Whilst an audience's actions/reactions will inevitably have an impact on how you work, the best way to look at it is that you are doing what you do best. Whilst an audience's response to you work is of obvious importance, it shouldn't be deciding factor in your creative decision making.
BUT If you want to look into WHY it is in fact your duty as a creative individual to go against that viewpoint, there are a few things you can read:
Gerhard Stäbler's 'Sharpened Senses : Open, Responsible, Challenging : Composing Now'
- he's a New Music composer who talks about resistance to his work (in a surprising number of ways), but argues that whilst resisting change is a natural instinct, truly innovative work (even if seen by some as 'offensive') creates room for 'exposing... uncertainties together and viewing the resulting tasks as provocations in the positive sense, and encountering previously unaccustomed, unknown, even existentially challenging situations with creativity'.
Its a bit of a heavy read, but its great motivation to carry on past any negative responses you encounter as an artist.
A nice easy read is Johnathan Burrows' 'The Choreographer's Handbook' - just the first 40 pages (it sounds like a lot - its not - the text is so spread out and there are bits that don't really matter too much so you will finish it in under 15 minutes, I guarantee).
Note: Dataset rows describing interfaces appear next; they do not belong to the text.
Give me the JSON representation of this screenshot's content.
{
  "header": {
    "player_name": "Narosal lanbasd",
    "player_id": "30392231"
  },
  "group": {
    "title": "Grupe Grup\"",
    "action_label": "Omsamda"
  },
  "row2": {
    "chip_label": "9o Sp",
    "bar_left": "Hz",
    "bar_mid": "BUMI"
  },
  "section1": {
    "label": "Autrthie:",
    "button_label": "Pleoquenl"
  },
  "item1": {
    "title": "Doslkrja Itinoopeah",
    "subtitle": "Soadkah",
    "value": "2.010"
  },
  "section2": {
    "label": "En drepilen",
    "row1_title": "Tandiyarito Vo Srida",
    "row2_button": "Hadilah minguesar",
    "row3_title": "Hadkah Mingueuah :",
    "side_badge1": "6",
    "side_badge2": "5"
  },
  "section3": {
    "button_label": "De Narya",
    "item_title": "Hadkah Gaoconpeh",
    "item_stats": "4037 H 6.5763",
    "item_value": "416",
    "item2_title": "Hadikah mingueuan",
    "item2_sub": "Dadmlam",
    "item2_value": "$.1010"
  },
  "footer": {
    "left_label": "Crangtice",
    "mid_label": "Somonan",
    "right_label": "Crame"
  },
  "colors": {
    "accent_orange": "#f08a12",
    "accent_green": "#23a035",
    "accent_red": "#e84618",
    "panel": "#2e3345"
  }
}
That excerpt playfully looks at how we can explore new possibilities in art (it is about modern dance, but most of what J talks about is applicable to all art forms) - it takes all of the built up huff-n-puff out of the creative process and just gets down to what things you need to consider when creating.
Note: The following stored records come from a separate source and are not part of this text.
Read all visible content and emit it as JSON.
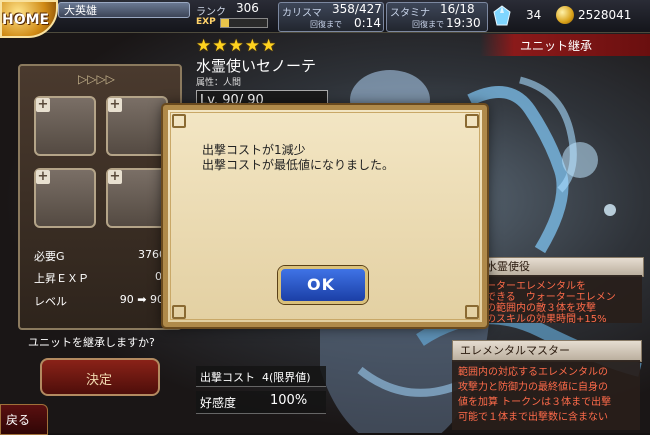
{
  "header": {
    "home_label": "HOME",
    "player_name": "大英雄",
    "rank_label": "ランク",
    "rank_value": "306",
    "exp_label": "EXP",
    "charisma_label": "カリスマ",
    "charisma_value": "358/427",
    "charisma_recovery_label": "回復まで",
    "charisma_recovery_time": "0:14",
    "stamina_label": "スタミナ",
    "stamina_value": "16/18",
    "stamina_recovery_label": "回復まで",
    "stamina_recovery_time": "19:30",
    "gem_count": "34",
    "gold_count": "2528041",
    "screen_title": "ユニット継承"
  },
  "inherit_panel": {
    "arrows": "▷▷▷▷",
    "required_gold_label": "必要G",
    "required_gold_value": "3760",
    "exp_up_label": "上昇ＥＸＰ",
    "exp_up_value": "0",
    "level_label": "レベル",
    "level_value": "90 ➡ 90",
    "confirm_text": "ユニットを継承しますか?",
    "decide_label": "決定",
    "back_label": "戻る"
  },
  "unit": {
    "stars": "★★★★★",
    "name": "水霊使いセノーテ",
    "attribute": "属性：人間",
    "level": "Lv. 90/  90",
    "cost_label": "出撃コスト",
    "cost_value": "4(限界値)",
    "affection_label": "好感度",
    "affection_value": "100%"
  },
  "skills": {
    "skill1_title": "水霊使役",
    "skill1_lines": [
      "ーターエレメンタルを",
      "できる　ウォーターエレメン",
      "の範囲内の敵３体を攻撃",
      "のスキルの効果時間+15%"
    ],
    "skill2_title": "エレメンタルマスター",
    "skill2_lines": [
      "範囲内の対応するエレメンタルの",
      "攻撃力と防御力の最終値に自身の",
      "値を加算 トークンは３体まで出撃",
      "可能で１体まで出撃数に含まない"
    ]
  },
  "dialog": {
    "message_line1": "出撃コストが1減少",
    "message_line2": "出撃コストが最低値になりました。",
    "ok_label": "OK"
  },
  "colors": {
    "ok_button": "#2b5ad1",
    "decide_button": "#6e1a12",
    "title_banner": "#8b1a1a",
    "star": "#ffd21f",
    "dialog_bg": "#efe0b8"
  }
}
Just remember to not take anything anyone says about your work too seriously. Yes, your work matters, but every so often just step back and say 'its only a fucking picture'.
P.S. if you want an example of someone who creates digital artwork from photography look at Michael Najjar's series of mountain ranges as stock market infographics.
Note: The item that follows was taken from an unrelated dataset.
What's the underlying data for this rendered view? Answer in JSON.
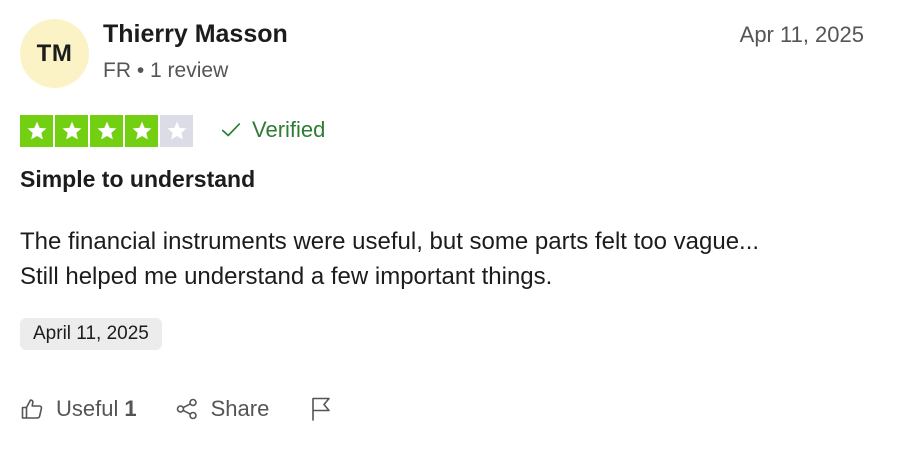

They're called 'High Altitude' - just look at them in Google though - his flash website is useless.